By The Rev. Charles Hoffacker
We read in the biblical book of Ecclesiastes that there is a time to tear down and a time to build up [3:3]. It may be given to some people to tear down, that may be their duty, but others have a different vocation, namely to build up, and that was how Bob Taylor spent his life. He was a builder.
He and Sandi built a marriage together, and together they built a family, a community of love that continues to bear witness to their commitment. Bob also contributed to the building up of his country through his service in the Navy.
But the most public role Bob had as a builder was to lay foundations, and raise up walls, and extend roofing, and do the thousand other tasks necessary for the construction of edifices of many sorts. Bob was a builder of buildings. The results of his labor dot the face of the earth and provide shelter and space for thousands who do not know his name.
In his later years, Bob built a great many churches, houses of the Lord, mansions of the Spirit. Here at St. Peter’s we are grateful for the major role he played in this building’s new expansion, the care and concern he lavished upon it, especially when the process got stuck and people felt frustrated. Bob was there for us during those tough times.
Often I saw him walking this property, wearing his hardhat, a watchful steward over the construction project. How glad I am that he was present among us last month when the expansion was dedicated with solemn prayer and joyous celebration.
In his short poem “Cathedral Builders,” John Ormond sets forth the daily rhythm of men who “climbed on sketchy ladders toward God” to build the architectural masterpieces of the Middle Ages. The poem concludes with the consecration of the cathedral after decades of labor. There in the congregation, one of the builders, now no longer young, looking skyward with satisfaction, says to himself with a smile, “I bloody did that.” [John Ormond, “Cathedral Builders” in Peter Levi, ed., The Penguin Book of English Christian Verse (Penguin Books, 1984), p. 368.]
I find in these lines something of Bob Taylor, for he took quiet pride and pleasure in this work he performed so responsibly. I don’t think he would have done it if he did not love it, if he did not like it
Bob chose the readings for today’s service from the selections listed in the Book of Common Prayer. So it comes as no surprise that we heard a passage from St. Paul that makes reference to buildings.
That passage speaks of the tent, the building, which we now have from God, and how that building wastes away, how it comes to be destroyed. This dissolution is part of our human condition. As each of us must, Bob experienced this in a unique way.
But in these words from St. Paul we also hear a promise. The God who provides us with our initial shelter, this earthly tent, the body that fails us sooner or later, promises us something else, “a building from God, a house not made with hands, eternal in the heavens.” In this promise Bob Taylor put his trust.

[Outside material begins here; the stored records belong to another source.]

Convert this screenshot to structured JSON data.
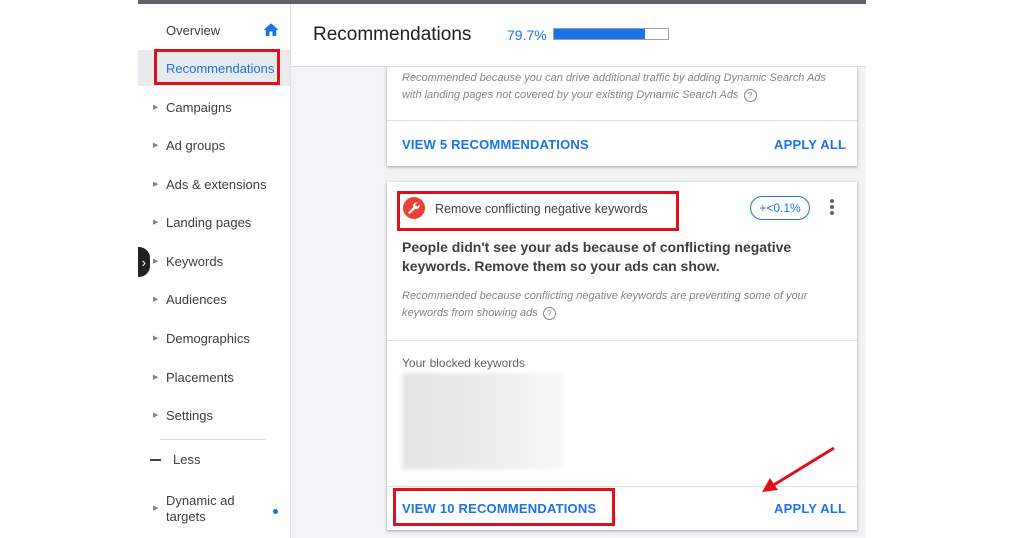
{
  "sidebar": {
    "items": [
      {
        "label": "Overview"
      },
      {
        "label": "Recommendations"
      },
      {
        "label": "Campaigns"
      },
      {
        "label": "Ad groups"
      },
      {
        "label": "Ads & extensions"
      },
      {
        "label": "Landing pages"
      },
      {
        "label": "Keywords"
      },
      {
        "label": "Audiences"
      },
      {
        "label": "Demographics"
      },
      {
        "label": "Placements"
      },
      {
        "label": "Settings"
      }
    ],
    "less_label": "Less",
    "dynamic_label": "Dynamic ad targets"
  },
  "header": {
    "title": "Recommendations",
    "optimization_score": "79.7%",
    "optimization_fraction": 0.797
  },
  "card1": {
    "reason": "Recommended because you can drive additional traffic by adding Dynamic Search Ads with landing pages not covered by your existing Dynamic Search Ads",
    "view_label": "VIEW 5 RECOMMENDATIONS",
    "apply_label": "APPLY ALL"
  },
  "card2": {
    "title": "Remove conflicting negative keywords",
    "impact": "+<0.1%",
    "headline": "People didn't see your ads because of conflicting negative keywords. Remove them so your ads can show.",
    "reason": "Recommended because conflicting negative keywords are preventing some of your keywords from showing ads",
    "blocked_label": "Your blocked keywords",
    "view_label": "VIEW 10 RECOMMENDATIONS",
    "apply_label": "APPLY ALL"
  },
  "colors": {
    "accent": "#1a73e8",
    "highlight": "#e0101a",
    "wrench": "#ea4335"
  },
  "icons": [
    "home-icon",
    "caret-right-icon",
    "wrench-icon",
    "more-vert-icon",
    "help-icon",
    "chevron-right-icon"
  ]
}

He was himself a competent and reliable builder. Yet he put his trust in a builder far better than himself, one who builds not for this earth alone, but for a glorious eternity.
By faith Bob knew himself to be party to a project that must happen past our sight, for again, as St. Paul tells us, “what can be seen is temporary, but what cannot be seen is eternal.”
Bob labored to transform this place into something even better than what it had been. Portions of the old facility had to be demolished if another was to rise up on the same site.
He realized the same must happen with him, and he trusted the one who would do the work. He trusted the Lord who first put him in this bright world to place him in a world of glory past our ability to imagine.
Bob trusted this even better builder because he knew his work. The Father’s resurrection of Jesus from the dead is the opening installment in the overhaul of creation. As Christians we live between the Easter of Jesus and the Easter of the universe, known also as the general resurrection.
St. Paul refers to the raising of Jesus as the first fruits of an enormous harvest. [1 Corinthians 15:20] Bob looked ahead to this harvest for he believed in the Christ who died on the cross and appeared alive to his followers.
But perhaps Bob Taylor would prefer a different term for this than “first fruits.” He may have chosen to understand the Easter event as that even better builder’s first day on a new job, a job that would include, in due course, Bob’s own resurrection to unconquerable life.
• Copyright 2008, Charles Hoffacker. Used by permission. Fr. Hoffacker is the author of A Matter of Life and Death: Preaching at Funerals (Cowley Publications), a book devoted to helping clergy prepare funeral homilies that are faithful, pastoral, and personal.